  • Date17 November, 2016
  • Author Mark Mangan
  • Location EMEA

Liability Claims

The number of food product recalls reported in the UK through the FSA (Food Standards Agency) rose 78% in 2015. With many UK businesses operating internationally, a product recall situation can impact many countries and cost millions of pounds in recall related costs, associated sales losses; not to mention the potential damage to a company’s brand and the loss of public confidence.

A Contaminated Products Insurance policy may provide cover for economic losses resulting from a product recall but what type of costs should insurers expect when handling product recall claims? Cover is typically provided under three main areas: recall related costs, loss of profits and rehabilitation expenses.

1. Recall Related Costs

The immediate actions following the discovery of an issue typically focus on determining the extent of the product recall needed. Following this phase, affected stock will be withdrawn from the marketplace and replaced, and the affected product destroyed.

It is important to confirm that the recalled stock is affected stock only and not stock that would have been destroyed anyway, for example, discontinued stock or product that is past its sell by date. Cover for recalled stock is typically “the cost to replace” the affected product. Care needs to be taken to properly understand the basis of valuation in the claim. As there are different cost conventions used to value stock for financial reporting purposes, the insurers and their respected advisers would need to ensure fixed costs are evaluated in line with the policy cover to avoid an overstated recovery. Therefore, as well as verifying the volume of stock is appropriately captured, a detailed costing exercise should be performed to confirm that only costs directly linked to the manufacture of stock are included in the claim.
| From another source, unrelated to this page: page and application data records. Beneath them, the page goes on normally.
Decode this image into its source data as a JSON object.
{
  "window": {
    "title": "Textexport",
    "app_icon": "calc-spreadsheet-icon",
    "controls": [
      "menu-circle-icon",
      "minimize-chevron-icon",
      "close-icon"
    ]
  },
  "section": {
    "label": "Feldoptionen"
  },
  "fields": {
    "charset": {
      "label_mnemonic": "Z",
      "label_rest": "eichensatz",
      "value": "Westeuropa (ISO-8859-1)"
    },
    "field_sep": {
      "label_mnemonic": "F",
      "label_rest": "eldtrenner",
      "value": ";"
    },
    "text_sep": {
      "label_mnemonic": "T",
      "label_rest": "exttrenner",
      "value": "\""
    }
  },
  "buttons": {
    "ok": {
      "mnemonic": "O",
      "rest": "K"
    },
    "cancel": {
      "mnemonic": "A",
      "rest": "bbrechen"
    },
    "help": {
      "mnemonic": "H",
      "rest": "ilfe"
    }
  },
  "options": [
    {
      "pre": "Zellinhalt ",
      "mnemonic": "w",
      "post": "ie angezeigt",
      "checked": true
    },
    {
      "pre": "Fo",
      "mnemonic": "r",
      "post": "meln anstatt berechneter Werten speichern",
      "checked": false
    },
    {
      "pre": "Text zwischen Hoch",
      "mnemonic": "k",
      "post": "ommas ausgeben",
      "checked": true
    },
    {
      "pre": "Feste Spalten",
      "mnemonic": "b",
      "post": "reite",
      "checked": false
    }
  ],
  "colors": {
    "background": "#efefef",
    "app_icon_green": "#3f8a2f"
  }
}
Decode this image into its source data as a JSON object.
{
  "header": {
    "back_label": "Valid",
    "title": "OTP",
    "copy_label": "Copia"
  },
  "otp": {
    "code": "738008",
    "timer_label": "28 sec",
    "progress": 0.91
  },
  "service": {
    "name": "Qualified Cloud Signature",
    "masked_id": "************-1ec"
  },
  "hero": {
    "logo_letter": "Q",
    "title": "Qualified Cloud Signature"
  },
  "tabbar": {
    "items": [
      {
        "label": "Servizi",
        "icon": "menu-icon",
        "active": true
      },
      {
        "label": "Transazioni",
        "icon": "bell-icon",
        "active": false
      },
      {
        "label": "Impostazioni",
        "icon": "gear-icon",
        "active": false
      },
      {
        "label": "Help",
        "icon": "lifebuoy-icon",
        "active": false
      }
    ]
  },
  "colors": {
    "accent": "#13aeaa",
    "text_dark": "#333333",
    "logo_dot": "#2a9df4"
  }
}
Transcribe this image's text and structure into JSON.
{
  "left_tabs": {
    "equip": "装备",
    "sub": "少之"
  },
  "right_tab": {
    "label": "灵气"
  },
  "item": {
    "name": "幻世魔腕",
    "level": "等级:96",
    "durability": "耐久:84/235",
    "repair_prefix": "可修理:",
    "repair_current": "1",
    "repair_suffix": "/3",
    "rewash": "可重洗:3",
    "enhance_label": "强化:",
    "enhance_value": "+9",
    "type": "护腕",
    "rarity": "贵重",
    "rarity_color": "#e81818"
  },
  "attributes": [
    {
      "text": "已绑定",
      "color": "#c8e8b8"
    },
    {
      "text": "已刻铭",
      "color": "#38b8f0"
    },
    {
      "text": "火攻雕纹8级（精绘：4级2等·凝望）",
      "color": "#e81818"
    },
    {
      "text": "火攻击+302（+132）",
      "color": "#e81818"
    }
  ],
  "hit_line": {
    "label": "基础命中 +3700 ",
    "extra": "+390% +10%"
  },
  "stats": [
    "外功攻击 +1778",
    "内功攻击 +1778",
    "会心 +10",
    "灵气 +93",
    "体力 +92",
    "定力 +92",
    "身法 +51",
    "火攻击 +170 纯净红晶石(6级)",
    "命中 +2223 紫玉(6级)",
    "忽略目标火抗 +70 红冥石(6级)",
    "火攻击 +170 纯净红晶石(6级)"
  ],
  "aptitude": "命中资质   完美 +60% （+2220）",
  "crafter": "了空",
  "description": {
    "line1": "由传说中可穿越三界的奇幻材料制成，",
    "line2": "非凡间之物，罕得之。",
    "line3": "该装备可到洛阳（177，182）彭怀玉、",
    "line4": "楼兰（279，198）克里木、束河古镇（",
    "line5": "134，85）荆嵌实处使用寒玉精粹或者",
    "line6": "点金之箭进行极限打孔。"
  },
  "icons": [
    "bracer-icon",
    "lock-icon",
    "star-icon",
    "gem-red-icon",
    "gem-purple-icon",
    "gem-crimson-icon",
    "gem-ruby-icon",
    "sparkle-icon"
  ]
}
A recall can result in multiple additional costs being incurred such as transportation (to retrieve the affected stock), overtime to manage the recall, storage costs prior to disposal of the affected products and product disposal costs. For all claimed costs it is important to check the detail of the claim and to confirm the costs submitted are additional to costs that would have been incurred irrespective of the recall.

2. Loss of Profits

As with any loss of profits calculation, it is necessary to project what the sales would have been if the incident had not occurred and compare this to what was actually achieved. Depending on the business, and the length of time that sales are impacted, different factors may need to be considered such as weather, competition or planned changes in product offering. A detailed analysis of sales of other products may also be necessary to evaluate potential mitigation through sales of other products as “substitutes” for those affected by the recall.

3. Rehabilitation Expenses

The impact on the reputation and sales of a business following a product recall can be significant. Consumers may be concerned about the on-going safety of products and this may need to be addressed through public relations campaigns or incentives offered to customers. Rehabilitation expenses are those costs incurred in order to ensure the sales or market share of the business are restored to the level expected prior to the incident. In a claim scenario, these may include television, newspaper or billboard advertising.

Insurers and their respective advisers need to know what to expect and how to deal with such claims when they arise. A forensic accountant will consider the insured’s losses and the basis of the claim presented to evaluate the quantum in light of the applicable policy wording. This means giving particular attention to those areas where misunderstanding can typically occur such as the appropriate basis of valuation for the affected stock or projecting the performance of the business irrespective of the recall since if this is not done correctly the impact from a quantum point of view can be significant.

By Mark Mangan. Published in the Insurance Post – November 2016.

The statements or comments contained within this article are based on the author’s own knowledge and experience and do not necessarily represent those of the firm, other partners, our clients, or other business partners.